The comeback act of the decade: a fabulous Art Deco grande dame that’s had a super-chic makeover.
Set the scene.
With its curvy exteriors sculpted in cream stone and trellised balconies, the Belle Epoque Hotel Lutetia has never looked finer. The double-height Art Deco lobby buzzes with impeccably dressed locals here for pre-dinner cocktails at Bar Josephine.
What's the story?
Paris’s singular Left Bank palace hotel, dates back to 1910. In the '20s, Andre Gide dined here daily; both Picasso and Matisse called it home. The writer and aviator Antoine de Saint-Exupéry was a regular guest, as was James Joyce, who played Irish ballads on the piano in the bar where Josephine Baker ushered Paris into the Jazz Age. The original Romanesque frescoes in Bar Josephine were discovered and painstakingly restored by Paris architect Jean-Michel Wilmotte.

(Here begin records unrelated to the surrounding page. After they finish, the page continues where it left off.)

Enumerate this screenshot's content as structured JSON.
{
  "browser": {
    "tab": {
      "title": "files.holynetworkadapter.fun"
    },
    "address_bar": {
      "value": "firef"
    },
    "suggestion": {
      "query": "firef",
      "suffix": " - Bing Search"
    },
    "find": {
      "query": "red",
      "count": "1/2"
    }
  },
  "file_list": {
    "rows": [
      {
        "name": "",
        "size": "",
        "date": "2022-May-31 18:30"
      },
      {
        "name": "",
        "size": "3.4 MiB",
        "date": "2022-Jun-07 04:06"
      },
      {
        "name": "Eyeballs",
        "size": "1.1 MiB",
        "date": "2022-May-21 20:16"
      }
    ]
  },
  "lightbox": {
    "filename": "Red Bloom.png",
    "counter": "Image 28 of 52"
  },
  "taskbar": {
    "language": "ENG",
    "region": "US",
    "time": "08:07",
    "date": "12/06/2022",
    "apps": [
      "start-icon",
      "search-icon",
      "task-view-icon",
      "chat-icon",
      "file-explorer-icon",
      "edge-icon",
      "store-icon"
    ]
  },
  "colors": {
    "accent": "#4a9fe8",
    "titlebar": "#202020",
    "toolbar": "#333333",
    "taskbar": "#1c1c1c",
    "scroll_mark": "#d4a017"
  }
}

What can we expect in our room?
Some of the rooms face Boulevard Raspail and Rue de Sèvres, and from truly bijou balconies, views stretch beyond to the Eiffel Tower. Navy walls bordered in white resemble a ship’s stateroom; courtyard-facing rooms are decorated in neutral greys. Dark chevron parquet floors; Hermès silk pillows decorate the cosy Art Deco-style furniture by Poltrona Frau. Decadently oversized by Paris standards, bathtubs—carved out of a single block of marble—are reason enough to upgrade to the higher room categories. Tech was easy to master and intuitive.

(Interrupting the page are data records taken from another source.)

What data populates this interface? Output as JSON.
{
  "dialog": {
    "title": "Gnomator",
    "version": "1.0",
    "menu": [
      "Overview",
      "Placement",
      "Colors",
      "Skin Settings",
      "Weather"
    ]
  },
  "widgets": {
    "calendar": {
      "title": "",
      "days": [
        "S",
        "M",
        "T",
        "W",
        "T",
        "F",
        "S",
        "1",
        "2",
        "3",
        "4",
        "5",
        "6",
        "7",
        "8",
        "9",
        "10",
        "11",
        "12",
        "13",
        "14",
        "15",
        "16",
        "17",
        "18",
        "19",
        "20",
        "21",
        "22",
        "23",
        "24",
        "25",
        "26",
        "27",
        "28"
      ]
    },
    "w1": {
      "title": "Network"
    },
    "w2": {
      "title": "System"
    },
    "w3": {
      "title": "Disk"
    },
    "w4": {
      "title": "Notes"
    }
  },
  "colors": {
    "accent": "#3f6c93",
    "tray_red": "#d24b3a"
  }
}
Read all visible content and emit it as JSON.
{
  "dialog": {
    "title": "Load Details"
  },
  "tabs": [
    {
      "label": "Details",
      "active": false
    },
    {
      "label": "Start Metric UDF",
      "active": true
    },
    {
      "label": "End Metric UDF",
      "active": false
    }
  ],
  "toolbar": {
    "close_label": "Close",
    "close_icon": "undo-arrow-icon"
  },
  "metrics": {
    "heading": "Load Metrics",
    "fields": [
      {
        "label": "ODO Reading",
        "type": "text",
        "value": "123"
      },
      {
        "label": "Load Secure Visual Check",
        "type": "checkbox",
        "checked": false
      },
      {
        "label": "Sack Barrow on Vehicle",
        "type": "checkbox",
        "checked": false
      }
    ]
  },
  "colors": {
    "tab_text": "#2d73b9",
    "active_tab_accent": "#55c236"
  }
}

How about the food and drink?
Six bars and restaurants, including one outdoors. Three-Michelin-starred seafood specialist Gérald Passedat from Marseille’s Le Petit Nice commands the kitchen at marble-, glass- and wood-clad Lutetia Brasserie; his sea bar, with its marinated langoustines and oysters soaked in aloe vera, has had rave reviews. In Bar Josephine, caviar toasted sandwiches are made with 30 grams of Osciètre caviar, and inspiring cocktails use outlier ingredients such as fennel, rhubarb and ginseng honey.
Anything to say about the service?

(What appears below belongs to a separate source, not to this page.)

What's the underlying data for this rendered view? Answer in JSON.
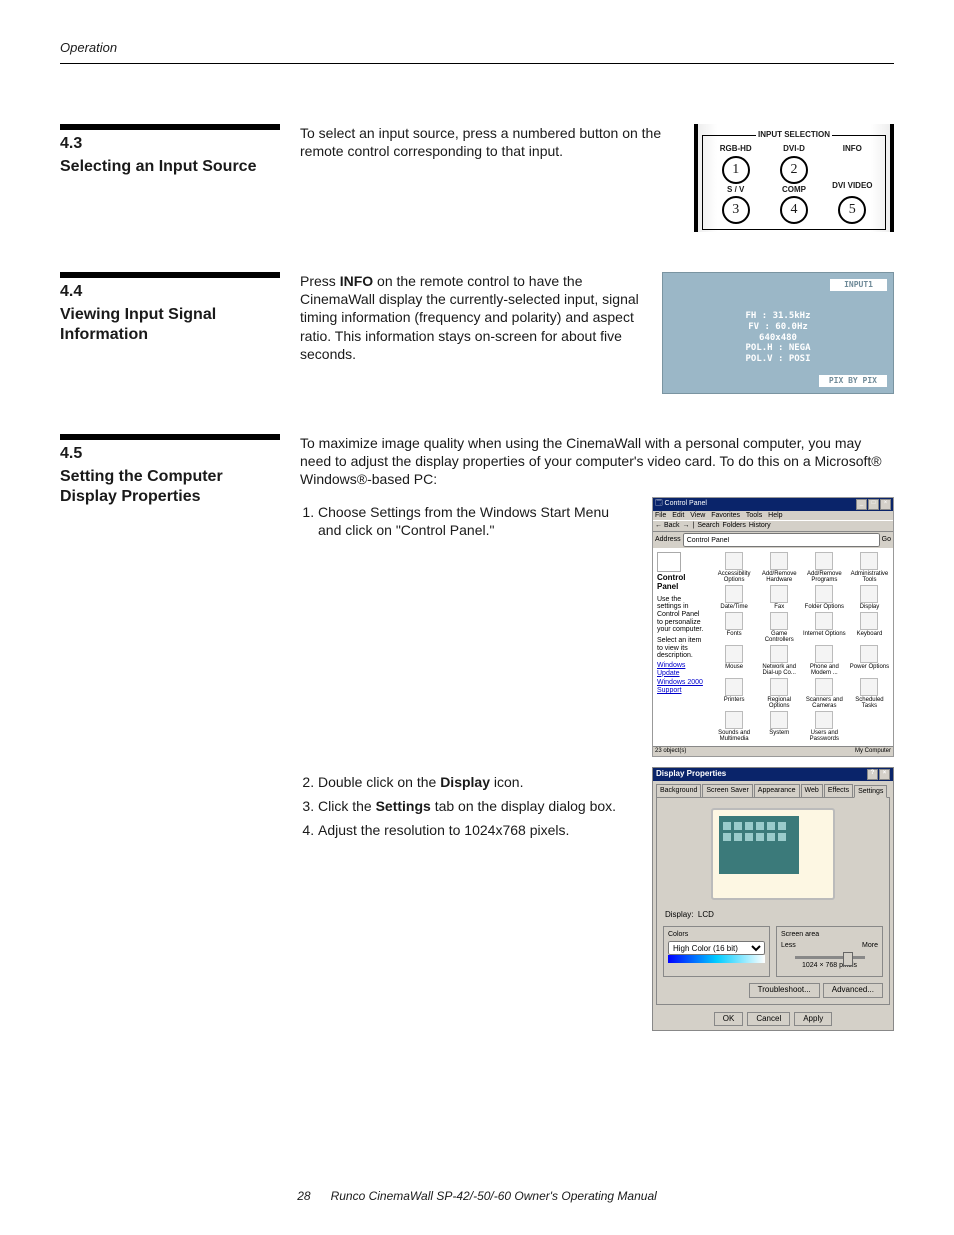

Check-in was smooth; but service at breakfast was slow and a little old-school. The doormen are fantastic, helping carry shopping bags and hailing cabs in the rain, with the utmost grace.
Who comes here?
High-profile loyalists from politics, arts and fashion. Denizens of Saint-Germain-des-Prés—Catherine Deneuve and Charlotte Gainsbourg among them—have been counting down to the reopening of their regular boîte de nuit. And anyone not actually famous will be dressed to fit in among them—in black, of course, accessorized with orange shopping bags from the Hermès boutique in the hotel’s former indoor pool.
What's the neighborhood scene like?
Overnight, this Art Deco landmark went back to being key to the Saint-Germain-des-Prés scene. It is a two-minute walk to Le Bon Marché, five to the fabulous people watching and chocolat chaud at Les Deux Magots, and is surrounded by real Paris restaurants. On Sunday mornings there’s an organic market outside on the Boulevard Raspail, where Kristin Scott Thomas gets her veg.
And anything you'd change?
The temperamental lifts; the staff at breakfast. The minibar is uninspiring, particularly given that La Grande Épicerie de Paris at Le Bon Marché is only a macaron’s throw away.
Anything else we should know?
Make sure to look up in the Le Saint Germain salon at Fabrice Hybert’s vibrant, nature-inspired stained glass. And don’t miss the well-stocked library off the lobby.
Is it worth it—and why?
It’s expensive; but worth it to experience a true Paris palais hotel in its meticulously restored Art Deco grandeur, right in the thick of Saint-Germain action.